Under the common law and some state statutes, assignment and subletting create specific sets of rights among the landlord, tenant and transferee. These pre-established results may be undesirable from the standpoint of the parties and the structure of a particular transaction. Thus, drafting a comprehensive transfer clause plays an essential role in ensuring results consistent with the expectations of the parties.
See Orchard Shopping Center, Inc. v. Campo, 485 N.E.2d 1248 (Ill. App. 5th Dist. 1985) (holding that where, as a term of a lease transfer, a Sublessee retains the right to terminate the sublease for any reason upon seven days notice, a reversion is retained by the transferor and, as a result, the transaction is a sublease). See also Indian Refining Co. v. Roberts, 181 N.E. 283 (Ind. App. 1932).
 Gateway Company v. DiNoia, 654 A.2d 342 (Conn. 1995) (fn. 8); Dolph v. White, 12 N.Y. 296 (1855).

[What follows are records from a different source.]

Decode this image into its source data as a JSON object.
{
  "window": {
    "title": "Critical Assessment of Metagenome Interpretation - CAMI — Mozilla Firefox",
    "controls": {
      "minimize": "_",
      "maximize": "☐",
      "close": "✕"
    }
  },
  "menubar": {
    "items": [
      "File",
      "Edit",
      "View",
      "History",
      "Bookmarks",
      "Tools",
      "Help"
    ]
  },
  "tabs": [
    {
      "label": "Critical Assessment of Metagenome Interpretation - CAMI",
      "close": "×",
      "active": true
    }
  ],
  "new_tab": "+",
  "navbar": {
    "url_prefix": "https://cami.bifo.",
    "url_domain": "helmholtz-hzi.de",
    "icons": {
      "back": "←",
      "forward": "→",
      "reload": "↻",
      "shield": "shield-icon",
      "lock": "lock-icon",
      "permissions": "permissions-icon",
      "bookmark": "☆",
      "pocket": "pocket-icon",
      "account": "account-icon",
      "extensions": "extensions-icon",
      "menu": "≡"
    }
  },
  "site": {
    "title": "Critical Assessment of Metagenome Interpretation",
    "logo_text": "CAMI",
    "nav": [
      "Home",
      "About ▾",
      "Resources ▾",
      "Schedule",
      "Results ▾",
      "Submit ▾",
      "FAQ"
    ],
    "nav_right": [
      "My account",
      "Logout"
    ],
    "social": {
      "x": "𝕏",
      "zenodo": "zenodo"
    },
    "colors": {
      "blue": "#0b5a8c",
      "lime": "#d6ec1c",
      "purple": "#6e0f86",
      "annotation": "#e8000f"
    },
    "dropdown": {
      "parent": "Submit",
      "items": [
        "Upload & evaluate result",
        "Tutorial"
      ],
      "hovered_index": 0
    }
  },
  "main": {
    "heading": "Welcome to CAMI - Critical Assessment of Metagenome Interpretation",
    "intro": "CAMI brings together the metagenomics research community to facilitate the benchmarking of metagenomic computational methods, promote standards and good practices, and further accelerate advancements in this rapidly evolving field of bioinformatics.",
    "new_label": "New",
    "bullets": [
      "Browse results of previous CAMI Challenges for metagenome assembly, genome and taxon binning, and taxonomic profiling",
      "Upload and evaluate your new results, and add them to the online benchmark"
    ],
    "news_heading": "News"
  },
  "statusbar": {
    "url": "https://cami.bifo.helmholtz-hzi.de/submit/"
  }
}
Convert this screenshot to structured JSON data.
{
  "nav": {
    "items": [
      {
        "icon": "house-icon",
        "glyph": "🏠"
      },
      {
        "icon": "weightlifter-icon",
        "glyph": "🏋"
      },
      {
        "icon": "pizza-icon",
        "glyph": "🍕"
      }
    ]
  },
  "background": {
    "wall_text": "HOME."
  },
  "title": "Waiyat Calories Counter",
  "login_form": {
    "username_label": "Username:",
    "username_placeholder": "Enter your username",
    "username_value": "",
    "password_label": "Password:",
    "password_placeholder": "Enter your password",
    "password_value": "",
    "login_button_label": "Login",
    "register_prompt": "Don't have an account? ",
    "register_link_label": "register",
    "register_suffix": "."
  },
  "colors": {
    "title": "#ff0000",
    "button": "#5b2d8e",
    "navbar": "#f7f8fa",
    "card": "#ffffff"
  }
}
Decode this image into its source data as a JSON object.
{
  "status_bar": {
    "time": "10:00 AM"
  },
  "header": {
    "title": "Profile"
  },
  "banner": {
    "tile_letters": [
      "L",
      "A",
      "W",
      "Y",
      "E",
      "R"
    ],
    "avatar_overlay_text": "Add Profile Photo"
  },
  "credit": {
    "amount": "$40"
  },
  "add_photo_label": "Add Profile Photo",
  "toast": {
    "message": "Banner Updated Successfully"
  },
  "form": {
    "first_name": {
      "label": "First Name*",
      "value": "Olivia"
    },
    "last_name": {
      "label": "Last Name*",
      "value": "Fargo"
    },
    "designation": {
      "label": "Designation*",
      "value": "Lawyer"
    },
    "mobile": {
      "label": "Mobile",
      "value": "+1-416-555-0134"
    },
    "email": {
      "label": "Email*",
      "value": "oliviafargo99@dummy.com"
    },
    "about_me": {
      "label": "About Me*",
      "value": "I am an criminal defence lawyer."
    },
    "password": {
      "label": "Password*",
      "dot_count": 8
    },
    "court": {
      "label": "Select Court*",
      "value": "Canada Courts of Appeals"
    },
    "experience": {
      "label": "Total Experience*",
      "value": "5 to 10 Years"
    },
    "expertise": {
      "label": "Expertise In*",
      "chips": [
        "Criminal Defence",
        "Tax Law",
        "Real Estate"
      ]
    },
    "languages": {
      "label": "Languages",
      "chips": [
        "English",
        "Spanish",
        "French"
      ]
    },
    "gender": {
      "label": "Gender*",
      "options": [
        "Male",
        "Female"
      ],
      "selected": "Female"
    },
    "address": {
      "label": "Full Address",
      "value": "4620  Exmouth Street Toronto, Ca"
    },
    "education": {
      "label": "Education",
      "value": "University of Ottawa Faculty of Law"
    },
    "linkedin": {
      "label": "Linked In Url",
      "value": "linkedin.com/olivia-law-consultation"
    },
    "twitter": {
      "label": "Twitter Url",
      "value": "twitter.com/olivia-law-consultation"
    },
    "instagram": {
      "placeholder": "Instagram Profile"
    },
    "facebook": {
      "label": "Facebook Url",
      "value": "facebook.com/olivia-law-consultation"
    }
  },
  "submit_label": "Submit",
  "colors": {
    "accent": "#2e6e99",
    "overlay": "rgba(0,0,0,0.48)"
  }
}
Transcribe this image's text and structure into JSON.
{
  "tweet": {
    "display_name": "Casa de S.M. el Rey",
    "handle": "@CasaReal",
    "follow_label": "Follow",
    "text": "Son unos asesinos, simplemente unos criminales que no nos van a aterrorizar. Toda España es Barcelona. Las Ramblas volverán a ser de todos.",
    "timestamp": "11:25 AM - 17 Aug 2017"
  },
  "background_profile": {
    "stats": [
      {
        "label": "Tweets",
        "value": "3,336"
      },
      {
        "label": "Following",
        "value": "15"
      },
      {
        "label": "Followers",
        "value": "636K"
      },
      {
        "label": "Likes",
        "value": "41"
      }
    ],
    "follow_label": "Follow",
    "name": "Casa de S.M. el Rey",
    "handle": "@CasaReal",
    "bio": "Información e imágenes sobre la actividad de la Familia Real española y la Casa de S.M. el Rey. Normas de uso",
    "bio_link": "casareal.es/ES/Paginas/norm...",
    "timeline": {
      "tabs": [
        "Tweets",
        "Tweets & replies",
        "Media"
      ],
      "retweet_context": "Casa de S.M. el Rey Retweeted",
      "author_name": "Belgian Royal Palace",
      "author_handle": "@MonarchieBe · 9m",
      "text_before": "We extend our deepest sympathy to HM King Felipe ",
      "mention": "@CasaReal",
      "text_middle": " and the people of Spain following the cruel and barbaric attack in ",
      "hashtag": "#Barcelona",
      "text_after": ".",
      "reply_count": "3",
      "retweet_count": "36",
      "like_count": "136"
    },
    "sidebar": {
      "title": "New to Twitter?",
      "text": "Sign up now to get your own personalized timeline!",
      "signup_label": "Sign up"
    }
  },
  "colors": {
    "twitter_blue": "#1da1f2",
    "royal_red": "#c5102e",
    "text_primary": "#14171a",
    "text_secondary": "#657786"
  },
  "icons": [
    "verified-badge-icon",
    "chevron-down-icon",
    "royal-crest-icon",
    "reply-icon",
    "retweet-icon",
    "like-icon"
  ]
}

See 185 Madison Associated v. Ryan, 174 A.D.2d 461 (N.Y.A.D. 1991) (stating "[i]t is well settled that in order to relieve the original tenant-assignor from its continuing liability after assignment, it must be expressly shown that the lessor not only consented to the assignment, but accepted the assignee in place of the tenant and such release of the tenant must either be express or implied from facts other than the lessor's mere consent to the assignment and its acceptance of rent from the assignee"). But see, De Hart v. Allen, 161 P.2d 453 (Cal. 1945) (maintaining that an assignor/lessee of lease remains as primary obligor under the lease).
See, e.g., Board of Commissioners v. Lions Del. County Fair, Inc., 580 N.E.2d 280 (Ind. App. 1991); Smith v. Hegg, 214 N.W.2d 789 (S.D. 1974); Gagne v. Hartmeier, 611 S.W.2d 194 (Ark. App. 1981); Rogers v. Hall, 42 S.E.2d 347 (NC 1947). See also, M. Friedman on leases, § 7.303.
See Drake v. Eggleston, 108 N.E.2d 67 (Ind. App. 1952). For minority view, see Minneapolis, St. Paul & Sault St. Marie R.R. v. Duvall, 67 N.W.2d 593 (N.D. 1954).
V.T.C.A. Property Code § 91.005 (1995), discussed in 718 Associates, Ltd. v. Sunwest N.O.P., Inc., 1 S.W.3d 355 (Tex. Civ. App. 1999); Lawther v. Super X Drugs of Texas, Inc., 671 S.W.2d 591 (Tex. Civ. App. 1984).
See M. Friedman on Leases, § 7.301 (citing Sooner Pipe & Iron Co. v. Bartholomew, 248 P.2d 225 (Okla. 1952)).
See generally, Shropshire v. Prahalis, 419 S.E.2d 829 (S.C. App. 1992) (allowing a forfeiture remedy where the lease contained a forfeiture clause); Clasen v. Moore Bros. Realty Corp., 413 S.W.2d 592 (Mo. App. 1967); Artesia Medical Development Co. v. Regency Association, Ltd., 214 Cal App. 3d 957 (Cal 2d Dist. 1989); Twelve Oaks Tower I, Ltd. v. Premier Allergy, Inc., 938 S.W.2d 102 (Tex. Civ. App. 1997) (providing that under a Texas statute, failure by a tenant to obtain consent to assignment renders the lease voidable at option of lessor, and is not terminated unless landlord undertakes to terminate it, declare forfeiture or reenter). See also M. Friedman on Leases § 7.304.
See Chessport Millworks, Inc. v. Solie, 522 P.2d 812 (N.M. 1974); Cities Serv. Oil Co. v. Taylor, 45 S.W.2d 1039 (Ky. 1932).
See Klee v. United States, 53 F.2d 58 (9th Cir. 1931); Fink v. Montgomery Elevator Co., 421 P.2d 735 (Colo. 1975).